Put the items you’ll likely never access (baby books, memorabilia, etc.) in the back of the storage unit. If you’re not going to use Aunt Clara’s antique Queen Anne chair until you move, carefully store it in the back.
8. Repack if you have space and extra boxes – You’ve got extra boxes, and you’ve got extra space. Don’t hesitate to pull holiday bakeware out of the holiday décor box and put it in its own box. Yes, you have to re-label and update the master sheet, but the organizational improvement is worth it.
9. Cycle toys – Some families “recycle” their own toys every three months or so, swapping bored-with toys for toys the kids haven’t seen in a while.

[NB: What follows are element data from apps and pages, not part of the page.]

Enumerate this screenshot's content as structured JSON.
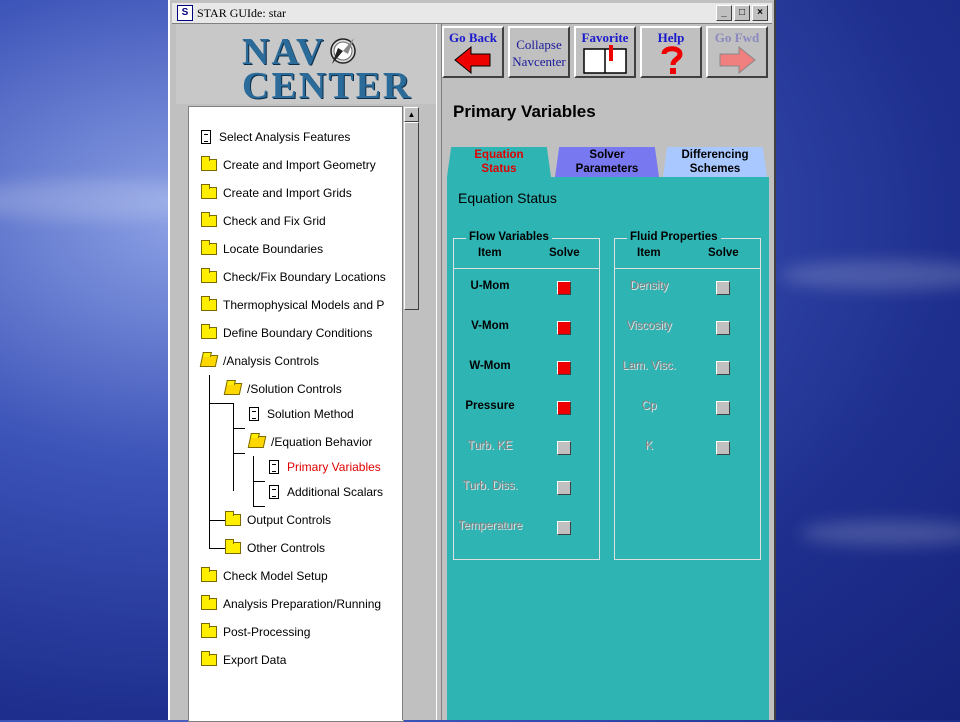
{
  "window": {
    "title": "STAR GUIde: star",
    "icon": "app-icon"
  },
  "logo": {
    "line1": "NAV",
    "line2": "CENTER"
  },
  "toolbar": {
    "go_back": "Go Back",
    "collapse_line1": "Collapse",
    "collapse_line2": "Navcenter",
    "favorite": "Favorite",
    "help": "Help",
    "go_fwd": "Go Fwd"
  },
  "tree": {
    "items": [
      {
        "label": "Select Analysis Features",
        "icon": "document-icon"
      },
      {
        "label": "Create and Import Geometry",
        "icon": "folder-icon"
      },
      {
        "label": "Create and Import Grids",
        "icon": "folder-icon"
      },
      {
        "label": "Check and Fix Grid",
        "icon": "folder-icon"
      },
      {
        "label": "Locate Boundaries",
        "icon": "folder-icon"
      },
      {
        "label": "Check/Fix Boundary Locations",
        "icon": "folder-icon"
      },
      {
        "label": "Thermophysical Models and P",
        "icon": "folder-icon"
      },
      {
        "label": "Define Boundary Conditions",
        "icon": "folder-icon"
      },
      {
        "label": "/Analysis Controls",
        "icon": "open-folder-icon"
      },
      {
        "label": "/Solution Controls",
        "icon": "open-folder-icon"
      },
      {
        "label": "Solution Method",
        "icon": "document-icon"
      },
      {
        "label": "/Equation Behavior",
        "icon": "open-folder-icon"
      },
      {
        "label": "Primary Variables",
        "icon": "document-icon",
        "selected": true
      },
      {
        "label": "Additional Scalars",
        "icon": "document-icon"
      },
      {
        "label": "Output Controls",
        "icon": "folder-icon"
      },
      {
        "label": "Other Controls",
        "icon": "folder-icon"
      },
      {
        "label": "Check Model Setup",
        "icon": "folder-icon"
      },
      {
        "label": "Analysis Preparation/Running",
        "icon": "folder-icon"
      },
      {
        "label": "Post-Processing",
        "icon": "folder-icon"
      },
      {
        "label": "Export Data",
        "icon": "folder-icon"
      }
    ]
  },
  "page": {
    "title": "Primary Variables"
  },
  "tabs": [
    {
      "line1": "Equation",
      "line2": "Status",
      "active": true
    },
    {
      "line1": "Solver",
      "line2": "Parameters"
    },
    {
      "line1": "Differencing",
      "line2": "Schemes"
    }
  ],
  "panel": {
    "title": "Equation Status",
    "flow": {
      "title": "Flow Variables",
      "col_item": "Item",
      "col_solve": "Solve",
      "rows": [
        {
          "label": "U-Mom",
          "checked": true,
          "enabled": true
        },
        {
          "label": "V-Mom",
          "checked": true,
          "enabled": true
        },
        {
          "label": "W-Mom",
          "checked": true,
          "enabled": true
        },
        {
          "label": "Pressure",
          "checked": true,
          "enabled": true
        },
        {
          "label": "Turb. KE",
          "checked": false,
          "enabled": false
        },
        {
          "label": "Turb. Diss.",
          "checked": false,
          "enabled": false
        },
        {
          "label": "Temperature",
          "checked": false,
          "enabled": false
        }
      ]
    },
    "fluid": {
      "title": "Fluid Properties",
      "col_item": "Item",
      "col_solve": "Solve",
      "rows": [
        {
          "label": "Density",
          "checked": false,
          "enabled": false
        },
        {
          "label": "Viscosity",
          "checked": false,
          "enabled": false
        },
        {
          "label": "Lam. Visc.",
          "checked": false,
          "enabled": false
        },
        {
          "label": "Cp",
          "checked": false,
          "enabled": false
        },
        {
          "label": "K",
          "checked": false,
          "enabled": false
        }
      ]
    }
  },
  "colors": {
    "panel": "#2fb4b4",
    "active_tab_text": "#e00000",
    "checked": "#ee0000",
    "selected_tree": "#e00000"
  }
}
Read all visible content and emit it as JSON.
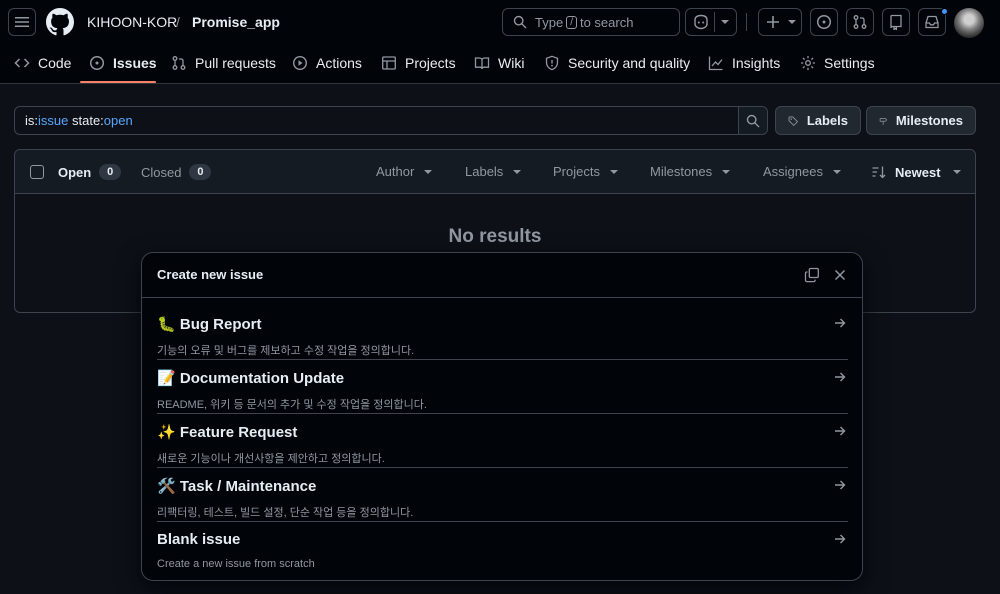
{
  "header": {
    "owner": "KIHOON-KOR",
    "separator": "/",
    "repo": "Promise_app",
    "search_prefix": "Type",
    "search_key": "/",
    "search_suffix": "to search"
  },
  "nav": {
    "items": [
      {
        "label": "Code",
        "icon": "code-icon"
      },
      {
        "label": "Issues",
        "icon": "issue-opened-icon"
      },
      {
        "label": "Pull requests",
        "icon": "pull-request-icon"
      },
      {
        "label": "Actions",
        "icon": "play-icon"
      },
      {
        "label": "Projects",
        "icon": "table-icon"
      },
      {
        "label": "Wiki",
        "icon": "book-icon"
      },
      {
        "label": "Security and quality",
        "icon": "shield-icon"
      },
      {
        "label": "Insights",
        "icon": "graph-icon"
      },
      {
        "label": "Settings",
        "icon": "gear-icon"
      }
    ],
    "active": "Issues"
  },
  "filter": {
    "k1": "is:",
    "v1": "issue",
    "k2": "state:",
    "v2": "open",
    "labels_button": "Labels",
    "milestones_button": "Milestones"
  },
  "list": {
    "open_label": "Open",
    "open_count": "0",
    "closed_label": "Closed",
    "closed_count": "0",
    "filters": [
      "Author",
      "Labels",
      "Projects",
      "Milestones",
      "Assignees"
    ],
    "sort_label": "Newest",
    "empty_text": "No results"
  },
  "dialog": {
    "title": "Create new issue",
    "templates": [
      {
        "emoji": "🐛",
        "name": "Bug Report",
        "description": "기능의 오류 및 버그를 제보하고 수정 작업을 정의합니다."
      },
      {
        "emoji": "📝",
        "name": "Documentation Update",
        "description": "README, 위키 등 문서의 추가 및 수정 작업을 정의합니다."
      },
      {
        "emoji": "✨",
        "name": "Feature Request",
        "description": "새로운 기능이나 개선사항을 제안하고 정의합니다."
      },
      {
        "emoji": "🛠️",
        "name": "Task / Maintenance",
        "description": "리팩터링, 테스트, 빌드 설정, 단순 작업 등을 정의합니다."
      },
      {
        "emoji": "",
        "name": "Blank issue",
        "description": "Create a new issue from scratch"
      }
    ]
  },
  "colors": {
    "background": "#0d1117",
    "header": "#010409",
    "accent_underline": "#f78166",
    "link_blue": "#58a6ff",
    "notification_dot": "#4493f8"
  }
}
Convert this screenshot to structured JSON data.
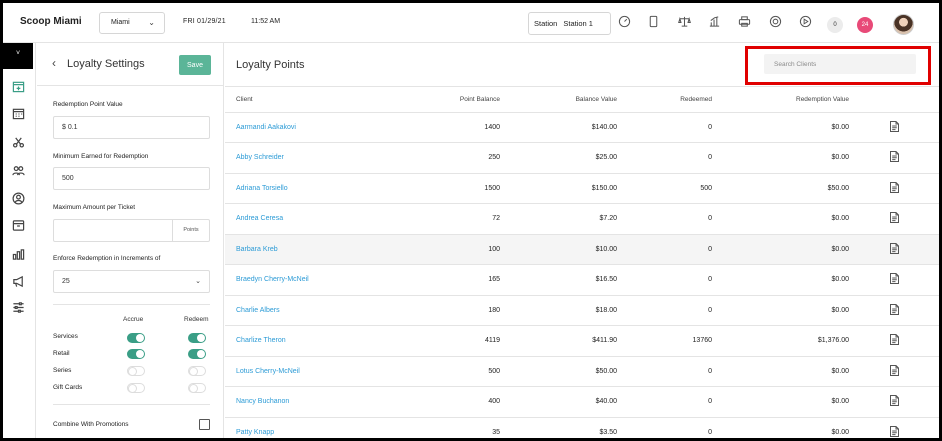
{
  "topbar": {
    "brand": "Scoop Miami",
    "location": "Miami",
    "date": "FRI 01/29/21",
    "time": "11:52 AM",
    "station_label": "Station",
    "station_value": "Station 1",
    "zero_badge": "0",
    "notification_count": "24",
    "icons": [
      "speedometer-icon",
      "tablet-icon",
      "scale-icon",
      "chart-icon",
      "printer-icon",
      "lifebuoy-icon",
      "play-icon"
    ]
  },
  "rail": {
    "toggle_label": "˅",
    "icons": [
      "calendar-plus-icon",
      "calendar-icon",
      "scissors-icon",
      "users-icon",
      "user-circle-icon",
      "box-icon",
      "bar-chart-icon",
      "megaphone-icon",
      "sliders-icon"
    ]
  },
  "settings": {
    "title": "Loyalty Settings",
    "save_label": "Save",
    "redemption_point_value_label": "Redemption Point Value",
    "redemption_point_value": "$ 0.1",
    "minimum_earned_label": "Minimum Earned for Redemption",
    "minimum_earned": "500",
    "max_amount_label": "Maximum Amount per Ticket",
    "max_amount": "",
    "max_amount_suffix": "Points",
    "increments_label": "Enforce Redemption in Increments of",
    "increments_value": "25",
    "accrue_label": "Accrue",
    "redeem_label": "Redeem",
    "categories": [
      {
        "label": "Services",
        "accrue": true,
        "redeem": true
      },
      {
        "label": "Retail",
        "accrue": true,
        "redeem": true
      },
      {
        "label": "Series",
        "accrue": false,
        "redeem": false
      },
      {
        "label": "Gift Cards",
        "accrue": false,
        "redeem": false
      }
    ],
    "combine_label": "Combine With Promotions",
    "combine_checked": false
  },
  "main": {
    "title": "Loyalty Points",
    "search_placeholder": "Search Clients",
    "columns": {
      "client": "Client",
      "point_balance": "Point Balance",
      "balance_value": "Balance Value",
      "redeemed": "Redeemed",
      "redemption_value": "Redemption Value"
    },
    "rows": [
      {
        "client": "Aarmandi Aakakovi",
        "points": "1400",
        "balance": "$140.00",
        "redeemed": "0",
        "redemption": "$0.00"
      },
      {
        "client": "Abby Schreider",
        "points": "250",
        "balance": "$25.00",
        "redeemed": "0",
        "redemption": "$0.00"
      },
      {
        "client": "Adriana Torsiello",
        "points": "1500",
        "balance": "$150.00",
        "redeemed": "500",
        "redemption": "$50.00"
      },
      {
        "client": "Andrea Ceresa",
        "points": "72",
        "balance": "$7.20",
        "redeemed": "0",
        "redemption": "$0.00"
      },
      {
        "client": "Barbara Kreb",
        "points": "100",
        "balance": "$10.00",
        "redeemed": "0",
        "redemption": "$0.00"
      },
      {
        "client": "Braedyn Cherry-McNeil",
        "points": "165",
        "balance": "$16.50",
        "redeemed": "0",
        "redemption": "$0.00"
      },
      {
        "client": "Charlie Albers",
        "points": "180",
        "balance": "$18.00",
        "redeemed": "0",
        "redemption": "$0.00"
      },
      {
        "client": "Charlize Theron",
        "points": "4119",
        "balance": "$411.90",
        "redeemed": "13760",
        "redemption": "$1,376.00"
      },
      {
        "client": "Lotus Cherry-McNeil",
        "points": "500",
        "balance": "$50.00",
        "redeemed": "0",
        "redemption": "$0.00"
      },
      {
        "client": "Nancy Buchanon",
        "points": "400",
        "balance": "$40.00",
        "redeemed": "0",
        "redemption": "$0.00"
      },
      {
        "client": "Patty Knapp",
        "points": "35",
        "balance": "$3.50",
        "redeemed": "0",
        "redemption": "$0.00"
      }
    ],
    "highlighted_row": 4
  },
  "colors": {
    "accent_green": "#3a9e86",
    "save_green": "#5bb598",
    "link_blue": "#2c9bd6",
    "badge_pink": "#e84a78",
    "highlight_red": "#e00000"
  }
}
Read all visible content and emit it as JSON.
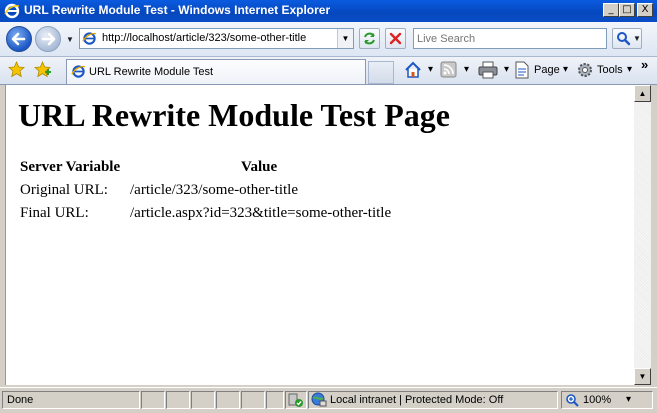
{
  "window": {
    "title": "URL Rewrite Module Test - Windows Internet Explorer",
    "minimize_glyph": "_",
    "maximize_glyph": "□",
    "close_glyph": "X"
  },
  "navbar": {
    "address": "http://localhost/article/323/some-other-title",
    "search_placeholder": "Live Search"
  },
  "tabbar": {
    "tab_label": "URL Rewrite Module Test",
    "commands": [
      {
        "label": "Page",
        "icon": "page-icon"
      },
      {
        "label": "Tools",
        "icon": "gear-icon"
      }
    ],
    "overflow_glyph": "»"
  },
  "page": {
    "heading": "URL Rewrite Module Test Page",
    "table": {
      "headers": [
        "Server Variable",
        "Value"
      ],
      "rows": [
        {
          "name": "Original URL:",
          "value": "/article/323/some-other-title"
        },
        {
          "name": "Final URL:",
          "value": "/article.aspx?id=323&title=some-other-title"
        }
      ]
    }
  },
  "status": {
    "text": "Done",
    "zone": "Local intranet | Protected Mode: Off",
    "zoom": "100%"
  },
  "colors": {
    "titlebar": "#0a5be0",
    "accent": "#1b56c4"
  }
}
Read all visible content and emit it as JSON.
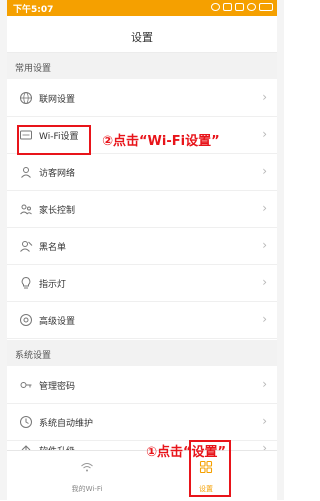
{
  "status_bar": {
    "time": "下午5:07",
    "background": "#f5a000"
  },
  "header": {
    "title": "设置"
  },
  "sections": {
    "common": {
      "title": "常用设置",
      "items": [
        {
          "label": "联网设置",
          "icon": "globe-icon"
        },
        {
          "label": "Wi-Fi设置",
          "icon": "wifi-settings-icon"
        },
        {
          "label": "访客网络",
          "icon": "guest-network-icon"
        },
        {
          "label": "家长控制",
          "icon": "parental-control-icon"
        },
        {
          "label": "黑名单",
          "icon": "blacklist-icon"
        },
        {
          "label": "指示灯",
          "icon": "indicator-light-icon"
        },
        {
          "label": "高级设置",
          "icon": "advanced-settings-icon"
        }
      ]
    },
    "system": {
      "title": "系统设置",
      "items": [
        {
          "label": "管理密码",
          "icon": "key-icon"
        },
        {
          "label": "系统自动维护",
          "icon": "auto-maintenance-icon"
        },
        {
          "label": "软件升级",
          "icon": "upgrade-icon"
        }
      ]
    }
  },
  "bottom_nav": {
    "items": [
      {
        "label": "我的Wi-Fi",
        "icon": "wifi-icon",
        "active": false
      },
      {
        "label": "设置",
        "icon": "grid-icon",
        "active": true
      }
    ]
  },
  "annotations": {
    "step2": "②点击“Wi-Fi设置”",
    "step1": "①点击“设置”",
    "highlight_color": "#e8141a"
  },
  "colors": {
    "accent": "#f5a000",
    "annotation": "#e8141a"
  }
}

The boxes of toys don’t need to be front-and-center but easier to reach than annual items.
10. Use a “brick-wall” stacking pattern – If your boxes are the same size, the “brick wall” stacking process allows you to retrieve the box you need without disturbing every box on top of it.
If you need long- or short-term storage solutions, you need an experienced company that respects your property. Your possessions are protected by a free valuation insurance policy. Prices are affordable enough for student storage, and units are safe and secure.
And with four facilities, you can store items in a location convenient to you:
Georgetown Moving and Storage Company professionals understand the stress you may experience when moving and storing your possessions. Let us partner with you for the easiest possible transition! Call (703) 889-8899 or contact Georgetown Moving and Storage with questions.